Problem statement:
Repeat exactly each line of the data provided below.

--

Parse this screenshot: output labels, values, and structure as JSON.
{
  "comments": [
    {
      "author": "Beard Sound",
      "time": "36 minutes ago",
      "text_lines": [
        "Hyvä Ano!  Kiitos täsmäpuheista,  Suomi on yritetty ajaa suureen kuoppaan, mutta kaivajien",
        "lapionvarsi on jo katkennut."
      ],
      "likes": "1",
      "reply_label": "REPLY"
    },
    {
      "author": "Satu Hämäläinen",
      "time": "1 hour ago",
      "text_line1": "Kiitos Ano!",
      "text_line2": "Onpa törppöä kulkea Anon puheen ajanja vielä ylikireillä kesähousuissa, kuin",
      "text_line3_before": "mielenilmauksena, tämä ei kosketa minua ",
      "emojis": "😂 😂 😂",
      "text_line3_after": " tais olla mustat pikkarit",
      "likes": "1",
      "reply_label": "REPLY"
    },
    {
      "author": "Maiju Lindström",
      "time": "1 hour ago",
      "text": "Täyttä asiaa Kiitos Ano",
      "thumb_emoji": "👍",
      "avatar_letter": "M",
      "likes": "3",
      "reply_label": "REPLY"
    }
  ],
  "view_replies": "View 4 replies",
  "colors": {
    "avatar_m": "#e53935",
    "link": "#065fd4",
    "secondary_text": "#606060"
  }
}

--

Your solution:
Parse this screenshot: output labels, values, and structure as JSON.
{
  "comments": [
    {
      "author": "Beard Sound",
      "time": "36 minutes ago",
      "text_lines": [
        "Hyvä Ano!  Kiitos täsmäpuheista,  Suomi on yritetty ajaa suureen kuoppaan, mutta kaivajien",
        "lapionvarsi on jo katkennut."
      ],
      "likes": "1",
      "reply_label": "REPLY"
    },
    {
      "author": "Satu Hämäläinen",
      "time": "1 hour ago",
      "text_line1": "Kiitos Ano!",
      "text_line2": "Onpa törppöä kulkea Anon puheen ajanja vielä ylikireillä kesähousuissa, kuin",
      "text_line3_before": "mielenilmauksena, tämä ei kosketa minua ",
      "emojis": "😂 😂 😂",
      "text_line3_after": " tais olla mustat pikkarit",
      "likes": "1",
      "reply_label": "REPLY"
    },
    {
      "author": "Maiju Lindström",
      "time": "1 hour ago",
      "text": "Täyttä asiaa Kiitos Ano",
      "thumb_emoji": "👍",
      "avatar_letter": "M",
      "likes": "3",
      "reply_label": "REPLY"
    }
  ],
  "view_replies": "View 4 replies",
  "colors": {
    "avatar_m": "#e53935",
    "link": "#065fd4",
    "secondary_text": "#606060"
  }
}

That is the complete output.